Hans Baldung-Grien - Nativity -1520 - Oil on wood, 105,5 x 70,4 cm - Alte Pinakothek, Munich (click photo for larger image)Today’s featured work is an idyllic representation of the frequently painted subject of the Nativity, by one of the most outstanding (and peculiar) German Renaissance artists, Hans Baldung Grien (ca. 1484-1545). Balding served as an assistant to Albrecht Dürer, whose influence is apparent in his early works. The demonic energy of his later style is closer to that of Matthias Grünewald (1470-1528).

By electing to portray the main figures simply and quietly at the back of the stable, Baldung draws the eye first to the ruined architecture and the ox and ass seen in larger scale on the left. His construction of the interior embraces the opposite poles of precise foreshortening—as in the incisively drawn plinth in the foreground—and perspective uncertainty, something heightened by the differences in scale between animals and the figures. However, viewer irritation and Mannerist alienation are quite clearly not the artist's aims.

With the help of painted light, whose source seems to lie beyond the natural world, Baldung portrays the miracle of the Holy Night with what is (for him) an unusual depth of feeling.

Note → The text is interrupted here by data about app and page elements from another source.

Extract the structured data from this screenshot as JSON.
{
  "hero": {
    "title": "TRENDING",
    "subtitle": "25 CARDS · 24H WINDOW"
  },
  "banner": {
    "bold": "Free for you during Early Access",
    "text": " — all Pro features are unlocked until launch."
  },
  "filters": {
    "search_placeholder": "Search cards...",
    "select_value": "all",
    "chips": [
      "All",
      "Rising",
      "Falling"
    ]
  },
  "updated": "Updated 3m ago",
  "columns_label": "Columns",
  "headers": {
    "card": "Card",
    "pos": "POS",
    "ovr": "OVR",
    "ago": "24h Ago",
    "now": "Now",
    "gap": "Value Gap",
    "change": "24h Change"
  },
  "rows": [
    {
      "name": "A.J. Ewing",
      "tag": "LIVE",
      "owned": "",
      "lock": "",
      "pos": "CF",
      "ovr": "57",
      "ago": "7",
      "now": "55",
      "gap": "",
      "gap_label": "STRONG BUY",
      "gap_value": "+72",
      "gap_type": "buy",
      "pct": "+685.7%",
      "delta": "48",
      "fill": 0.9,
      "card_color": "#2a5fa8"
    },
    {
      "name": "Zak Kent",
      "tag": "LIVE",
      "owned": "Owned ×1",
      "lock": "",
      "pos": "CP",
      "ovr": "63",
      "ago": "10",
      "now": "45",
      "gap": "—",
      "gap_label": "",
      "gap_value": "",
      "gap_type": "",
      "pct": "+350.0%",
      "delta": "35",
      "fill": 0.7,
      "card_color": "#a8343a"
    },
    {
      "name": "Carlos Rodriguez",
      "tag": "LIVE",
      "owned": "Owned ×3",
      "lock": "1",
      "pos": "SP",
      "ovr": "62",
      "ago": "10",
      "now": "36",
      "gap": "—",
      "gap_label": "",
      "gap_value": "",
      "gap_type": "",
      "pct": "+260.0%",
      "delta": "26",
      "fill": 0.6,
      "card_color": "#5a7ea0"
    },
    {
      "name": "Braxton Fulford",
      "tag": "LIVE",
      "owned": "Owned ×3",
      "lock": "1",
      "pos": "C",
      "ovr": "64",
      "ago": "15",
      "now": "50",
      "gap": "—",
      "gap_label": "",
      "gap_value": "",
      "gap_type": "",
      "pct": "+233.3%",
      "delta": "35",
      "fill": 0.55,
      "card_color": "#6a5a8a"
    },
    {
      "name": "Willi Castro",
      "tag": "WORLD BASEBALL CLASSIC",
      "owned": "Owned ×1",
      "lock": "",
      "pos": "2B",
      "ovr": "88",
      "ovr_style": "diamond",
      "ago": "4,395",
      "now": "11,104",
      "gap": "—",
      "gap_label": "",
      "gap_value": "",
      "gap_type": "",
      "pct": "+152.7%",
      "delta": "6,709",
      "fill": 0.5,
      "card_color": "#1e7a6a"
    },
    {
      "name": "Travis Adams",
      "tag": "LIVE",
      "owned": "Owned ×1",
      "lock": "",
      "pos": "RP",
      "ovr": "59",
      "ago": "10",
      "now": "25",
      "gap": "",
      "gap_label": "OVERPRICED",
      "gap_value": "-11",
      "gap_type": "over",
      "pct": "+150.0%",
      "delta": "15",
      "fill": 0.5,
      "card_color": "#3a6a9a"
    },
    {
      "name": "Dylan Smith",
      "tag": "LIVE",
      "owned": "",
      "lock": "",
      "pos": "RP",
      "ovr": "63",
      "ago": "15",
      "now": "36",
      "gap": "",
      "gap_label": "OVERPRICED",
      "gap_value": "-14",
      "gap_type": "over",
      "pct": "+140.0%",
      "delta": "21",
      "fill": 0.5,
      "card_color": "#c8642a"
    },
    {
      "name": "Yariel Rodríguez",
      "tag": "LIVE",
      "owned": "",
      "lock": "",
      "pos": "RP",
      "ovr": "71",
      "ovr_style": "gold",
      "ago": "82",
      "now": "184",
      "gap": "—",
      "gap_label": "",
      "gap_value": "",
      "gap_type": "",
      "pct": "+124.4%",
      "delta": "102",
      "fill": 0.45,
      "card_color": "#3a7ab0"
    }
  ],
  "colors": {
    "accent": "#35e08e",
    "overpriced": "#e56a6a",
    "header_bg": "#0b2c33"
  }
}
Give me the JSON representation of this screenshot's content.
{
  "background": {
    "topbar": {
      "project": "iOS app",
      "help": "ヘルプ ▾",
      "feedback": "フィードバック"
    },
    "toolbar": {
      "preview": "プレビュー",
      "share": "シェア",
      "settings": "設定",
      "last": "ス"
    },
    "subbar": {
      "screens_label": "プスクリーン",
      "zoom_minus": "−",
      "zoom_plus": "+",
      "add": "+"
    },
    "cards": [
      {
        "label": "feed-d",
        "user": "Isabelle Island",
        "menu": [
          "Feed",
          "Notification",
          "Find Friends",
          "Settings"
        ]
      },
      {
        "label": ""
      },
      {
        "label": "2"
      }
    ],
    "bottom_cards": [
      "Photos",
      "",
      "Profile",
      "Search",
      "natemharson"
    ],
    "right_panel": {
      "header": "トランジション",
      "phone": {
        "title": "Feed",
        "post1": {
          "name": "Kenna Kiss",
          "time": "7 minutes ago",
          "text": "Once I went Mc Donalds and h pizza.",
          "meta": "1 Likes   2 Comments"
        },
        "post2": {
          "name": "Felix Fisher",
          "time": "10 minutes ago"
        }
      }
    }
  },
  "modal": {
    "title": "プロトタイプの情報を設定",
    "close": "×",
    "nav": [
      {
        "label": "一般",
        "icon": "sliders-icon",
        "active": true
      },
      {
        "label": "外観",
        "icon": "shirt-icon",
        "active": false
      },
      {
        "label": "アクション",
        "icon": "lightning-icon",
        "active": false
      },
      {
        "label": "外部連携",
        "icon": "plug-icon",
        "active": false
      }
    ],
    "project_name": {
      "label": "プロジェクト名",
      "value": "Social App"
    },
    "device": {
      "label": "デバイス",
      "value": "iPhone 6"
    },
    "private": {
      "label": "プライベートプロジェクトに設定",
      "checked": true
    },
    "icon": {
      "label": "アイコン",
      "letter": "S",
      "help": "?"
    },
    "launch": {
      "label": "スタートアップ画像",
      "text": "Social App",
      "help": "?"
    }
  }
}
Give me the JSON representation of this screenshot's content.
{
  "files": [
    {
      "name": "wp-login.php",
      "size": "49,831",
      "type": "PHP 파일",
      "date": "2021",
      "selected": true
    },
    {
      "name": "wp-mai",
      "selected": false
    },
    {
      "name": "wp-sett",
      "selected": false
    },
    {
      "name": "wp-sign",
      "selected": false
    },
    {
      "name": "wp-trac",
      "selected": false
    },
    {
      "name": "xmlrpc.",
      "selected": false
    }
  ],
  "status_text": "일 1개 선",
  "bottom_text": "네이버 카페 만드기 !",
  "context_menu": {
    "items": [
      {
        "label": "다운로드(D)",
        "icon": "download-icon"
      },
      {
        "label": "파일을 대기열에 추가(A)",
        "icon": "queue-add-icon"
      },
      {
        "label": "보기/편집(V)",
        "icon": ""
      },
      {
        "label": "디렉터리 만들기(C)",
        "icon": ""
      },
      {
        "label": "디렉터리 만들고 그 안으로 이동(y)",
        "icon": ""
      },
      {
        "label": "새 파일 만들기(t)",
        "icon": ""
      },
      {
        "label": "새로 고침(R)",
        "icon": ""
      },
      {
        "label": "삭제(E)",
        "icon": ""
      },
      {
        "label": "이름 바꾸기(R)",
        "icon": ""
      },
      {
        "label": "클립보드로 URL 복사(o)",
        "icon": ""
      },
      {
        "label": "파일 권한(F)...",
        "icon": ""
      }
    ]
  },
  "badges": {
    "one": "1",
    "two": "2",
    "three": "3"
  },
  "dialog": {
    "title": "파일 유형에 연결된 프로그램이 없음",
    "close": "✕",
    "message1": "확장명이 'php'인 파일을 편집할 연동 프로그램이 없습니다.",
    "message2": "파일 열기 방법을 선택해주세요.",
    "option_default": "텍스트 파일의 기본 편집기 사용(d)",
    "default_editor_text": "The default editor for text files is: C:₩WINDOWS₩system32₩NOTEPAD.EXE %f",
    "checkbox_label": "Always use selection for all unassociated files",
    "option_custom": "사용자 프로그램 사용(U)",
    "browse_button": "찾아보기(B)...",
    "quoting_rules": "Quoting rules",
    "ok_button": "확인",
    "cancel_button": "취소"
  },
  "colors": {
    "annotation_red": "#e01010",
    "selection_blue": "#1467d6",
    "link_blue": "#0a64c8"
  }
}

The infant Jesus, held in his swaddling bands by putti, seems to radiate light onto Joseph's red coat and Mary's hands and face. Through the brick archway in the cracked, plastered wall, we glimpse a second miraculous vision. An angel encircled by a radiant glory is appearing to a shepherd watching his flock. The fusion of light and shade and the soft modulation of the contours suggest that Baldung may have come into contact with the Danube School.


The Annunciation by Joos van Cleve  

Joos van Cleve - The Annunciation - ca. 1525 - Oil on panel, 86 x 80 cm - Metropolitan Museum of Art, New York (click photo for larger image)Netherlandish painter Joos van Cleve (ca. 1480-1540) is known for his portraits of royalty and his religious paintings. He is now often identified with the “Master of the Death of the Virgin” although that isn’t our particular theme for the period of Advent (a season observed in many Christian churches as a time of expectant waiting and preparation for the celebration of the Nativity of Jesus). Joos’ work is facile, eclectic and conservative, and he generally altered his style only to agree with the changes in fashion. Nevertheless, he was a fine painter and a successful one. He entered the Antwerp guild as a master painter, and in 1520 he was appointed its dean. He received a number of commissions from Cologne, where he influenced the local school of painting.  

Joos’ painting of the Annunciation takes place in a fully furnished, sixteenth century bedchamber. There is a bed, a prie-dieu, a chair, a dresser, a sconce, a pewter dish and jug, a stone vase, a cloth, and a chandelier. Netherlandish painters had a remarkable ability to render works in extraordinary detail, without making the overall scene appear cluttered or overdone.

Here is the Met’s description of this exquisite painting:

Gabriel and Mary are presented within an elaborately furnished interior that would have been familiar to sixteenth-century viewers. However, most of the objects, arranged unobtrusively within the room, carry symbolic meaning. The altarpiece and the woodcut on the wall, for example, show Old Testament prophets as prefigurations of New Testament themes. Influenced by Italian art, Joos appropriated a new canon of beauty, a new repertory of rhetorical gesture, and a striking grace of movement in his figures.